Fields battling hard for spot on Dodgers' roster

Fields battling hard for spot on Dodgers' roster

GLENDALE, Ariz. -- The only mild surprise in the Dodgers' first round of cuts on Thursday was corner infielder Russell Mitchell, which leads to another surprise in camp, Josh Fields.

Fields is Mitchell with a history of Major League success, a corner infielder who slugged 23 home runs as a rookie for the Chicago White Sox in 2007, only to have his career get sidetracked by knee and hip surgeries.

His road back to the Major Leagues hasn't been an easy one and included a detour to Japan last summer. He's in Dodgers camp on a Minor League contract, but he's made enough of an early impression that he leaped past Mitchell as an insurance candidate at third base if Juan Uribe should fail again, and at first base behind James Loney.

Fields, batting .421 this spring, is still a longshot to make the Dodgers' Opening Day roster. Assuming a 12-man pitching staff and with the flexibility provided by utilityman Jerry Hairston, who can play infield and outfield, the Dodgers might not carry an extra corner infielder, although Fields could also contribute as a pinch-hitter because the bench is short on right-handed power.

Fields, Jerry Sands and Justin Sellers are probably fighting for the last roster spot, barring injury.

For Fields to make the club it would likely mean that Sands wouldn't. The Dodgers don't want to keep Sands in the Major Leagues if he doesn't get significant at-bats. If the first stringers are healthy -- and that means primarily Loney and corner outfielders Andre Ethier and Juan Rivera -- the at-bats will not be there for Sands.

Besides, if part of the last position player's role is to be a right-handed pinch-hitter, Fields' experience is likely to get the nod over the inexperienced Sands.

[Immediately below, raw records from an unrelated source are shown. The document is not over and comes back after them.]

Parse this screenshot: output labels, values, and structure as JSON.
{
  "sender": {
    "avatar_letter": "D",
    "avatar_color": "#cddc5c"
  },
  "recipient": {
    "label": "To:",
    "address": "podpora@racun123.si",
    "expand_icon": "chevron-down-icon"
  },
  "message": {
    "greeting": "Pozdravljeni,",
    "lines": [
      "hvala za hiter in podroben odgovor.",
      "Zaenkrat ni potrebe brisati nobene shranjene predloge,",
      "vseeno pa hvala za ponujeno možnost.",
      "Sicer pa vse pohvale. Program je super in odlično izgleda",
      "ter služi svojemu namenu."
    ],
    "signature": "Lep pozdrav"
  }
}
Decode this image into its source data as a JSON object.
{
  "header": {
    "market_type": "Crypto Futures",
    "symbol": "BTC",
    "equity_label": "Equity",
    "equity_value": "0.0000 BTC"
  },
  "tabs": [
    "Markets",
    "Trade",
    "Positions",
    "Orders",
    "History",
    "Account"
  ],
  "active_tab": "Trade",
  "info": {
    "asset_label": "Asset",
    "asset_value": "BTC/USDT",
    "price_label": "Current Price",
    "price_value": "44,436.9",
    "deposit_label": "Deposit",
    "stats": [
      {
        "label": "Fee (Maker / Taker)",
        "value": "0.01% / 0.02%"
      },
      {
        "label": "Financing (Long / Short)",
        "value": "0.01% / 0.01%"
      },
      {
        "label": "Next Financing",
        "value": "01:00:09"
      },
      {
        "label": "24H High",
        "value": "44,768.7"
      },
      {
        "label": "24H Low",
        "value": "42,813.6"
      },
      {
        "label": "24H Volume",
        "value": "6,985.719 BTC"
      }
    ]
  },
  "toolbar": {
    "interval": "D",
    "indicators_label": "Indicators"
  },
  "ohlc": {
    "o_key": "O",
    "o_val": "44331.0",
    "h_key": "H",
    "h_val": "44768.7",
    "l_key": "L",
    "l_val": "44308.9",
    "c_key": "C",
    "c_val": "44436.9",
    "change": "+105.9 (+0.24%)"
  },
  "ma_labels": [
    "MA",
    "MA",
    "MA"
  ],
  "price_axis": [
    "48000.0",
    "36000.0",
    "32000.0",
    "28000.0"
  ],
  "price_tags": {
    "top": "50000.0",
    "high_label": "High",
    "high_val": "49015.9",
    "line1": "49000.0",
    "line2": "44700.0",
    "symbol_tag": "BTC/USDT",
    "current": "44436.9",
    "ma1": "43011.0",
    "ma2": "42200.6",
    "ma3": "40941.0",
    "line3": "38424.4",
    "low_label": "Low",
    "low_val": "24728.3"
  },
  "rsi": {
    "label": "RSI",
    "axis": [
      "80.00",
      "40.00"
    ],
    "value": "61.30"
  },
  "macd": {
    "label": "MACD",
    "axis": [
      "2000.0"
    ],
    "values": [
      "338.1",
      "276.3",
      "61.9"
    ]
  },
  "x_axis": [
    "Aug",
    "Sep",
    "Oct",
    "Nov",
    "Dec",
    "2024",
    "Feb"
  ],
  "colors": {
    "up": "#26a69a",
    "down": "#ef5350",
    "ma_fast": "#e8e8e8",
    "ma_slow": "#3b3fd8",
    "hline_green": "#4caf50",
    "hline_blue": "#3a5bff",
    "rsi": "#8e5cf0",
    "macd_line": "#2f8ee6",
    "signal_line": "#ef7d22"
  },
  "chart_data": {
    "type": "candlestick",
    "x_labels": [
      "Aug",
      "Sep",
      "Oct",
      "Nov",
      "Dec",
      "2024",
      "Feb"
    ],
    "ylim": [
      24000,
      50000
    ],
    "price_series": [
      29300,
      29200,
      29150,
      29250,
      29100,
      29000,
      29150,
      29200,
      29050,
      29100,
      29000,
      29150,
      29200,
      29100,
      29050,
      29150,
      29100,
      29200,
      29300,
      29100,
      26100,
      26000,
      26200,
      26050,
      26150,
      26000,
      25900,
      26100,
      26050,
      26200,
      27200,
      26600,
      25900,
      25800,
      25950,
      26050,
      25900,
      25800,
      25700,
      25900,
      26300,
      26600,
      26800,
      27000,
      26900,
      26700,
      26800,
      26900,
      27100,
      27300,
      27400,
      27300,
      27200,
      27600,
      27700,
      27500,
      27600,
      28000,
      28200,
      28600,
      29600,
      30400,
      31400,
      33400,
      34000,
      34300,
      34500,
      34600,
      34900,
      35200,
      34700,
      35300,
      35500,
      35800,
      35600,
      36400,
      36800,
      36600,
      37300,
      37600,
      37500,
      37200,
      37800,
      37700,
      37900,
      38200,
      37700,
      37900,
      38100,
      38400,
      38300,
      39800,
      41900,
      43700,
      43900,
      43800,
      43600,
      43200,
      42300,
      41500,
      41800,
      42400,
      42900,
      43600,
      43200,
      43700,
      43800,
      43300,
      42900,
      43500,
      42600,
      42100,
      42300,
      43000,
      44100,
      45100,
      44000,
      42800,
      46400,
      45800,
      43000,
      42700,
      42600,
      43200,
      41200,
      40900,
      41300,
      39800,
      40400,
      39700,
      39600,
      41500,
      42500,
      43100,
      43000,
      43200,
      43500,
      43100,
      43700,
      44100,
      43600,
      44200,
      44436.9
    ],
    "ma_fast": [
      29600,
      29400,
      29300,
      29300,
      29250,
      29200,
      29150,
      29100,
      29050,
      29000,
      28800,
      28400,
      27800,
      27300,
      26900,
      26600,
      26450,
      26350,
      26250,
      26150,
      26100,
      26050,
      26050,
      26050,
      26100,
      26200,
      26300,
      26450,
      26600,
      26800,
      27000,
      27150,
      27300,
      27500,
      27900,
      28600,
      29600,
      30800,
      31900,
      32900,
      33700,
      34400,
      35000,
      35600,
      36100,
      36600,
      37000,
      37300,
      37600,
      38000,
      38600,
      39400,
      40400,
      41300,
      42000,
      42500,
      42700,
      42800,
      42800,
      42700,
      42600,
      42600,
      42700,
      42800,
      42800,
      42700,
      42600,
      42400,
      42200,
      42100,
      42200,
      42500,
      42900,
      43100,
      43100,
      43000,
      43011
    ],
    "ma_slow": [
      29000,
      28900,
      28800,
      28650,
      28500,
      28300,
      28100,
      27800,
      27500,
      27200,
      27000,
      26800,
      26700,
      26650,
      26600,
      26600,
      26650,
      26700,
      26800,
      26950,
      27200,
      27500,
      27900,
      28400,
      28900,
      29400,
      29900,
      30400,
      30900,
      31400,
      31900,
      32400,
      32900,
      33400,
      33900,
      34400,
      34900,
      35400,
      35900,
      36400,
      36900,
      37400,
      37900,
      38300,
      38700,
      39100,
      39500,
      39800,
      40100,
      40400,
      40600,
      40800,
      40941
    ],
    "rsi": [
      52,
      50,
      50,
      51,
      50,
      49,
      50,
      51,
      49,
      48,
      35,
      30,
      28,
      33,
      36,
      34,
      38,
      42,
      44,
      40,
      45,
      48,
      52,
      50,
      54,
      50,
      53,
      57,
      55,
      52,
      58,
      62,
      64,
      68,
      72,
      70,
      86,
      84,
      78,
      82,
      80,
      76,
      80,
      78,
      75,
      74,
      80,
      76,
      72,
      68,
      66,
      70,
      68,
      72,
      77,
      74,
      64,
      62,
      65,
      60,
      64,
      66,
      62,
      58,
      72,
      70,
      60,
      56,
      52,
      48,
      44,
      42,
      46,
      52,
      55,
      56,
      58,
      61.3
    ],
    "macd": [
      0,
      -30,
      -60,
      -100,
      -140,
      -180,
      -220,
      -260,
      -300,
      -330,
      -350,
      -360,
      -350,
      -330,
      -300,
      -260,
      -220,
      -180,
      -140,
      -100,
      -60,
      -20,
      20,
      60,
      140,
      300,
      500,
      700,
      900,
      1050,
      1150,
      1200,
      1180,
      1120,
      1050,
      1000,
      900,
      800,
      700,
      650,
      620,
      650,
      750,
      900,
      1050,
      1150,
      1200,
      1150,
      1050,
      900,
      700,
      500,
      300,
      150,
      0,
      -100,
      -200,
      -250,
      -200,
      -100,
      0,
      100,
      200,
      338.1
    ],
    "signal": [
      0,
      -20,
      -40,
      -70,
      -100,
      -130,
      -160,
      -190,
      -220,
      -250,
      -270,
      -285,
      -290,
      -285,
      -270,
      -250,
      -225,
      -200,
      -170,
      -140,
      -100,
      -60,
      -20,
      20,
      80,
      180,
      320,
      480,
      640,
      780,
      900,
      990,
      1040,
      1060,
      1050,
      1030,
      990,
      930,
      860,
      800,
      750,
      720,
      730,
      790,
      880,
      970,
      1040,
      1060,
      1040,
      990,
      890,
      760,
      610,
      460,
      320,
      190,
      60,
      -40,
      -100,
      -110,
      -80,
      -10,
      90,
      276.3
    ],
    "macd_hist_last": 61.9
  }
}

The 27-year-old Mitchell, who appeared in the Major Leagues briefly the last two seasons, came to camp 20 pounds lighter after a dedicated offseason conditioning regimen following wrist surgery, but he was 1-for-12 in six spring games and has a .151 career average in 93 Major League at-bats. He was taken off the roster last month to make room for the signing of reliever Todd Coffey.

"There were no at-bats left for him and he was scuffling with his swing, and not getting at-bats is not going to help," said manager Don Mattingly. "I my mind, he has a chance to get his swing together and compete. He wanted to prove he was ready and came in in great shape, but you can't force timing. He was pushing a little too hard. He has to go work on his swing.

"One thing about Mitch -- he has a ton of flexibility and has a chance to be a good National League guy. He can play third, first, a little second and be an emergency catcher. He's got value there -- if he can swing the bat at the Major League level the way he did at the Minor League level. He's hit some home runs, but there really hasn't been much between."

Of course, there's the chance that a final position spot wouldn't go to Fields, either. Justin Sellers still has a lot of backers in the organization and he is the most natural shortstop in the group of candidates fighting for a spot.

Jerry Hairston projects as the backup to Dee Gordon on the depth chart, but two errors Wednesday were a reminder that shortstop isn't Hairston's most comfortable infield position. Second base is, but Adam Kennedy is comfortable there, too. And Kennedy can play both corners, another reason why Fields is no slam dunk to make it.

"Sellers is a little different [than Mitchell]," Mattingly said. "He can really play the infield. Backing up at shortstop is a little tough. If you need a guy to play short for three weeks, you're not losing anything defensively with Justin. And he has some pop [offensively] there. Just enough to get into trouble."

Another veteran with an outside chance of making the club is non-roster outfielder Cory Sullivan, who started in left field on Thursday against the Royals. The former Colorado Rockie spent most of last year at home with his daughter, but he is hitting .333 this spring.

Ken Gurnick is a reporter for MLB.com. This story was not subject to the approval of Major League Baseball or its clubs.